Your goal: Please return every line of the records below that contains the word "JSON".
═════ Input ═════
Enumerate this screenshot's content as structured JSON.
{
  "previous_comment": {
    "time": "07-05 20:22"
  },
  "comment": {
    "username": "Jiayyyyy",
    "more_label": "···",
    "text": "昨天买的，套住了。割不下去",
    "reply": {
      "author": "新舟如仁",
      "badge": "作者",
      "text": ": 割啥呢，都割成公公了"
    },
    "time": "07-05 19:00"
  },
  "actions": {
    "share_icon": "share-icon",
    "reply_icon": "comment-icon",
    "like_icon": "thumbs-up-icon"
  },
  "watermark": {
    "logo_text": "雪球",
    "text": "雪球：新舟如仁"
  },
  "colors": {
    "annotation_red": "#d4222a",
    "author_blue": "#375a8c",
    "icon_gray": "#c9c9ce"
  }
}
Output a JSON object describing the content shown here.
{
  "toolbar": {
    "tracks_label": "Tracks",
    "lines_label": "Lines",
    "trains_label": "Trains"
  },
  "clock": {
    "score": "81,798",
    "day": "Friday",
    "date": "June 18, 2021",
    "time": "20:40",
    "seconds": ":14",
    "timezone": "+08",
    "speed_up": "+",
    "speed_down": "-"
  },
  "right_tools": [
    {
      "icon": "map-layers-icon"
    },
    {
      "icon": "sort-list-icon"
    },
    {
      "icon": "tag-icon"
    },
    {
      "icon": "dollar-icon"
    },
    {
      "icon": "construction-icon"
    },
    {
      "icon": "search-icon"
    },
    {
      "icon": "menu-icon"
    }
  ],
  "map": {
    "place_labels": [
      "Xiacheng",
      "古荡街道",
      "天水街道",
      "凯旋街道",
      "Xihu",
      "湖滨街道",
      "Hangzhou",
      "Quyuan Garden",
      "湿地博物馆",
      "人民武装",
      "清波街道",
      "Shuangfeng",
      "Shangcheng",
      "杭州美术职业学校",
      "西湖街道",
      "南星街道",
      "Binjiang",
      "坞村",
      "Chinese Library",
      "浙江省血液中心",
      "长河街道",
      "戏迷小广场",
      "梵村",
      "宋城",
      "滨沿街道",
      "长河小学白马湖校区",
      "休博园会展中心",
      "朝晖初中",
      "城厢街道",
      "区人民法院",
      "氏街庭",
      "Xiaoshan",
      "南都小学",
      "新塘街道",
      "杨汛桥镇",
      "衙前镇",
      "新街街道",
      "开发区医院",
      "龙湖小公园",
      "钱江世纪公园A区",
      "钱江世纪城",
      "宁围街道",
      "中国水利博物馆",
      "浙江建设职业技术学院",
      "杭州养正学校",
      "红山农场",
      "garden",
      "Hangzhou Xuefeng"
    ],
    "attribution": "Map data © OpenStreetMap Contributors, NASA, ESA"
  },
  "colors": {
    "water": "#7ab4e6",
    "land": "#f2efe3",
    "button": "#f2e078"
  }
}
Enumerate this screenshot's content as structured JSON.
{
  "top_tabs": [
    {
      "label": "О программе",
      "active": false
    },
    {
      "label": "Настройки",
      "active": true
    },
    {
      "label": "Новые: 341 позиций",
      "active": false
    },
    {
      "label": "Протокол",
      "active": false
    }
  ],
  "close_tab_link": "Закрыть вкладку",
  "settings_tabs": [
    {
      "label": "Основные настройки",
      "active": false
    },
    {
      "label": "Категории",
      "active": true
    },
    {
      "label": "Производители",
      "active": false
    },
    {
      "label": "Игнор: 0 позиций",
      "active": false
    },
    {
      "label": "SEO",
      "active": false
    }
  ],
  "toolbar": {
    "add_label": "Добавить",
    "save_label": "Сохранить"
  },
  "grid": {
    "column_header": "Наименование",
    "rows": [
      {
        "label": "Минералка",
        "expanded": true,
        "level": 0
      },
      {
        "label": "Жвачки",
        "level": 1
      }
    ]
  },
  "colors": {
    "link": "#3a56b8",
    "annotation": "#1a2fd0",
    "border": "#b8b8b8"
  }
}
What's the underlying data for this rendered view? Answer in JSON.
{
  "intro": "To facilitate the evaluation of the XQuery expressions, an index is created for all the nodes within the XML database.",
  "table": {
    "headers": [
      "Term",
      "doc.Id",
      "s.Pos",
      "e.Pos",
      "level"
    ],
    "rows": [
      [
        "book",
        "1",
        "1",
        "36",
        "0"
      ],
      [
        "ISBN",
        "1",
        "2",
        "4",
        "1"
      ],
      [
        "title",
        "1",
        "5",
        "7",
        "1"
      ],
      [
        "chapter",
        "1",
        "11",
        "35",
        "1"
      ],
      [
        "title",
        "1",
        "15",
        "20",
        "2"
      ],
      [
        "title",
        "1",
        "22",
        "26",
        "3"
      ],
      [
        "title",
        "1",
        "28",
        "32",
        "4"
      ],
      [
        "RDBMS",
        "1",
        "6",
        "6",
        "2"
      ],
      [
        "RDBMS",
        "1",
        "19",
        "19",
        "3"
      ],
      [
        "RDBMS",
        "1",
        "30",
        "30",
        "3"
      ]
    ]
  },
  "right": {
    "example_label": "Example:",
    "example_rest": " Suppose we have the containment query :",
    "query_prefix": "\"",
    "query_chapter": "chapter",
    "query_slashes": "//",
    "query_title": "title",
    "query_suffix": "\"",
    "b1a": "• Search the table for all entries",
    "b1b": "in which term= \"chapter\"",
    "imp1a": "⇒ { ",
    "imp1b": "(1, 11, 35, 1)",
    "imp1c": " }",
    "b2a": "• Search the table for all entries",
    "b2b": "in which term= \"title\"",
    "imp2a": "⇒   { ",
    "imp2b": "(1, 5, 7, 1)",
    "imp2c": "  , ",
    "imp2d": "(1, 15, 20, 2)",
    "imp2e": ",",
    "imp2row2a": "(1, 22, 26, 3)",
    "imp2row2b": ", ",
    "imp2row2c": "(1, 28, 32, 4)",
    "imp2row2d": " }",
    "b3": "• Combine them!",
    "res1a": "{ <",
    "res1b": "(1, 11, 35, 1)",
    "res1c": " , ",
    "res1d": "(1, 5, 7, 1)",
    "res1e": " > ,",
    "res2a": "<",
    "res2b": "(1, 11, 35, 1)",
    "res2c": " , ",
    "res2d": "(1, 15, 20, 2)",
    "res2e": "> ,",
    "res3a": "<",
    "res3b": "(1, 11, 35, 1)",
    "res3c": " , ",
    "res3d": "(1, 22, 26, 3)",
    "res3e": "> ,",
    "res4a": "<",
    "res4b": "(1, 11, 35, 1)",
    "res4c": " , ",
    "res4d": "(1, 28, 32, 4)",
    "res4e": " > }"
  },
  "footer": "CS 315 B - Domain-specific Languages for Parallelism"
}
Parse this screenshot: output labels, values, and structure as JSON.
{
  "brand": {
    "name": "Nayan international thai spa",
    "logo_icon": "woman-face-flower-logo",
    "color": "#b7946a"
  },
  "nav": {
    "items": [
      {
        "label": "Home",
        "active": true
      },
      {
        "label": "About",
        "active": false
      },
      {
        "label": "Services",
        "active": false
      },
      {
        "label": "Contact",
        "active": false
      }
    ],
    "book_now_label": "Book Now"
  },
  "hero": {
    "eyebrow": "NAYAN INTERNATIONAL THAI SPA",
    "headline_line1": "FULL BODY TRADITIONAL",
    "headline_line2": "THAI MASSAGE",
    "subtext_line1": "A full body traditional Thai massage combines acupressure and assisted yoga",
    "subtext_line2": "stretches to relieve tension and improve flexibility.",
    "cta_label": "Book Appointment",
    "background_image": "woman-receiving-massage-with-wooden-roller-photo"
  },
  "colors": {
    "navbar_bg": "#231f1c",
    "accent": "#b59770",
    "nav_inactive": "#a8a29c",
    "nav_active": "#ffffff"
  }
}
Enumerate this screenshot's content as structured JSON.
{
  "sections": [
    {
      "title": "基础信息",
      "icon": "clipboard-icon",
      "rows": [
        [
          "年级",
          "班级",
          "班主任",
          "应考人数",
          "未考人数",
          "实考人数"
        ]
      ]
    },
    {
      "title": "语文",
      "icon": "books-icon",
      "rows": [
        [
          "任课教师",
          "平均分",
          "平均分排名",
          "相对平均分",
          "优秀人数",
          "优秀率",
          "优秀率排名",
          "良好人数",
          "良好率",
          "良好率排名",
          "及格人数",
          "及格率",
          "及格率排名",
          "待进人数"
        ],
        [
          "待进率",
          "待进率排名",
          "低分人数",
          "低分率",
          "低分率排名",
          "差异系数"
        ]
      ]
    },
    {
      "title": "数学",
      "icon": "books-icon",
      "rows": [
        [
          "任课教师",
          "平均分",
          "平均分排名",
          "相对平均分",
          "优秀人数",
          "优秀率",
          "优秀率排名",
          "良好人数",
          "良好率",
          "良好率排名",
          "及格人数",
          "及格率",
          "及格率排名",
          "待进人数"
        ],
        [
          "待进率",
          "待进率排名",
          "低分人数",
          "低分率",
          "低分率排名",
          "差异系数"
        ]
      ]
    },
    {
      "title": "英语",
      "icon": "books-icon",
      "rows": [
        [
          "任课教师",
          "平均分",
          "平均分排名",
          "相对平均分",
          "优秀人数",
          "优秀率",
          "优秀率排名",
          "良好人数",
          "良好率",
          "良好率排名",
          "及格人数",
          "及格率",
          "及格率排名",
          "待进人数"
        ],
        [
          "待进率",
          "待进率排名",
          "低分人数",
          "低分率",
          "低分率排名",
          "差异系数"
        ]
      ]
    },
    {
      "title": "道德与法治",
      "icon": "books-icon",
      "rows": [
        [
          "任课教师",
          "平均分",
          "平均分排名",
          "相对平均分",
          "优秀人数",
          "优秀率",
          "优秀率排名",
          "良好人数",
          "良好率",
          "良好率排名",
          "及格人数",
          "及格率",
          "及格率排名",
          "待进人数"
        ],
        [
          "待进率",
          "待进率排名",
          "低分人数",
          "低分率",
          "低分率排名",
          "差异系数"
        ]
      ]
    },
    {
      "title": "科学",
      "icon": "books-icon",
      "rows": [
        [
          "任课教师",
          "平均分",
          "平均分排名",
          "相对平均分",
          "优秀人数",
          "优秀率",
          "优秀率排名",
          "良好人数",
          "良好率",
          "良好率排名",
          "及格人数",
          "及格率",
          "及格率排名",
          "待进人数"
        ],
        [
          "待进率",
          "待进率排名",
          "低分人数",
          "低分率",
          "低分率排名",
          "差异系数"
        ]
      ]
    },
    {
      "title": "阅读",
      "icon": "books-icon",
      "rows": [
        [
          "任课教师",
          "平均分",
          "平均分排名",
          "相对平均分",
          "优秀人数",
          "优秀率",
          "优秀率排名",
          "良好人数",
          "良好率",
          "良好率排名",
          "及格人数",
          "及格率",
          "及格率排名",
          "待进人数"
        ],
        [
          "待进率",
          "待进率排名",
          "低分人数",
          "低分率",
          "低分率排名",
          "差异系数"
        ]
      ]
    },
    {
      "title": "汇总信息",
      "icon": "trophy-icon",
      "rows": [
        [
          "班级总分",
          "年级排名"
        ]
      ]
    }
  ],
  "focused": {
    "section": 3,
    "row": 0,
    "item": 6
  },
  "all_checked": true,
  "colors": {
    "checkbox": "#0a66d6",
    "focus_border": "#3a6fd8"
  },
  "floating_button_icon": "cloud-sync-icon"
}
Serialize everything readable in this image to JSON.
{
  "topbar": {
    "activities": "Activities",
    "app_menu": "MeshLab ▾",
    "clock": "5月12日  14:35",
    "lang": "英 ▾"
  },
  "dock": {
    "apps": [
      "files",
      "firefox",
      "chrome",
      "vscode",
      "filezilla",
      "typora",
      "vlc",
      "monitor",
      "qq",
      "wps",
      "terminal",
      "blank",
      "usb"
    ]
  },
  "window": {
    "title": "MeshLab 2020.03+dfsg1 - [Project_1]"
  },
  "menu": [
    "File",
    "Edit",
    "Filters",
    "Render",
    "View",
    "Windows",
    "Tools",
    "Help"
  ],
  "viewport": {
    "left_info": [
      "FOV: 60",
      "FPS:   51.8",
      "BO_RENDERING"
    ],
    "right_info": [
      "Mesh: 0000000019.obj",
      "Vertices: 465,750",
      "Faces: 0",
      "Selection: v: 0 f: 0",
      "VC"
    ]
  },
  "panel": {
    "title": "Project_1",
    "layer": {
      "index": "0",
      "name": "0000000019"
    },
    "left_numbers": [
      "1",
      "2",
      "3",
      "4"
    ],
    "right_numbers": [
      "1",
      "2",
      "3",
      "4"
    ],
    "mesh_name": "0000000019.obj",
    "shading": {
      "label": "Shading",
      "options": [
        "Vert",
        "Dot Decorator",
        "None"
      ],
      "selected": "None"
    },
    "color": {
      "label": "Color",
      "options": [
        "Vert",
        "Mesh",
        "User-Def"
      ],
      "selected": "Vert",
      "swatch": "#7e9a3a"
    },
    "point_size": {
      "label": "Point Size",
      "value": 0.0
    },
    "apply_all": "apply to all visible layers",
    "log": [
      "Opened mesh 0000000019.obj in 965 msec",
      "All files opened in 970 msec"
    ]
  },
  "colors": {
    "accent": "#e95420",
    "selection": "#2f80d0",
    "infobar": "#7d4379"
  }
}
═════
Task solution:
Enumerate this screenshot's content as structured JSON.
Output a JSON object describing the content shown here.
Enumerate this screenshot's content as structured JSON.
What's the underlying data for this rendered view? Answer in JSON.
Parse this screenshot: output labels, values, and structure as JSON.
Enumerate this screenshot's content as structured JSON.
Serialize everything readable in this image to JSON.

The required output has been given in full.